▸ **INSTRUCTIONS FOR THE TASK**: Would you please repeat exactly the lines from the one containing "Enumerate this screenshot's" to the end of the records, both included, and leave out the rest?

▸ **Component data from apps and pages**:
- - - -
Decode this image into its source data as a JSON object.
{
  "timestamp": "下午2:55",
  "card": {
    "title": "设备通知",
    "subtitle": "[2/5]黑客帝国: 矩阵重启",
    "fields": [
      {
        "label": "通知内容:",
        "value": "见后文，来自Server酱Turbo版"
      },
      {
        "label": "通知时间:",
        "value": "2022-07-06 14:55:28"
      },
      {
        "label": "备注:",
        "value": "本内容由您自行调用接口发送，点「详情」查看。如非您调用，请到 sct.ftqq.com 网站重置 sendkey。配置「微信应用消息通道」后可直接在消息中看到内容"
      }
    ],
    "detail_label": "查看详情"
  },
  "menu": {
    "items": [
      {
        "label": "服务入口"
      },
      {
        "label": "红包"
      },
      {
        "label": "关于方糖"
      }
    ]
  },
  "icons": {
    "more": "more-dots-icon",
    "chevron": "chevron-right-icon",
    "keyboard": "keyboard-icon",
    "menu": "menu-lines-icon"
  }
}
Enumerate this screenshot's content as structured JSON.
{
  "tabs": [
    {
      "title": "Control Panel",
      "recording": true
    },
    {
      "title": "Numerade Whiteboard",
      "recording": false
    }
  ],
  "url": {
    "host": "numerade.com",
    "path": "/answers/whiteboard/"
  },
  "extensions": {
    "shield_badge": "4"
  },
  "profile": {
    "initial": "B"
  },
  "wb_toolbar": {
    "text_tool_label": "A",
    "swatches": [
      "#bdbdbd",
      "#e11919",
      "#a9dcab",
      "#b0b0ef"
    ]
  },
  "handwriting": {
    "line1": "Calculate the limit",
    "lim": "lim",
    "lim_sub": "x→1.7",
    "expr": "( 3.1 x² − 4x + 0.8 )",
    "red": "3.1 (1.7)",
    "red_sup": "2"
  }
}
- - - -
▸ **TASK RESPONSE**:
Enumerate this screenshot's content as structured JSON.
{
  "tabs": [
    {
      "title": "Control Panel",
      "recording": true
    },
    {
      "title": "Numerade Whiteboard",
      "recording": false
    }
  ],
  "url": {
    "host": "numerade.com",
    "path": "/answers/whiteboard/"
  },
  "extensions": {
    "shield_badge": "4"
  },
  "profile": {
    "initial": "B"
  },
  "wb_toolbar": {
    "text_tool_label": "A",
    "swatches": [
      "#bdbdbd",
      "#e11919",
      "#a9dcab",
      "#b0b0ef"
    ]
  },
  "handwriting": {
    "line1": "Calculate the limit",
    "lim": "lim",
    "lim_sub": "x→1.7",
    "expr": "( 3.1 x² − 4x + 0.8 )",
    "red": "3.1 (1.7)",
    "red_sup": "2"
  }
}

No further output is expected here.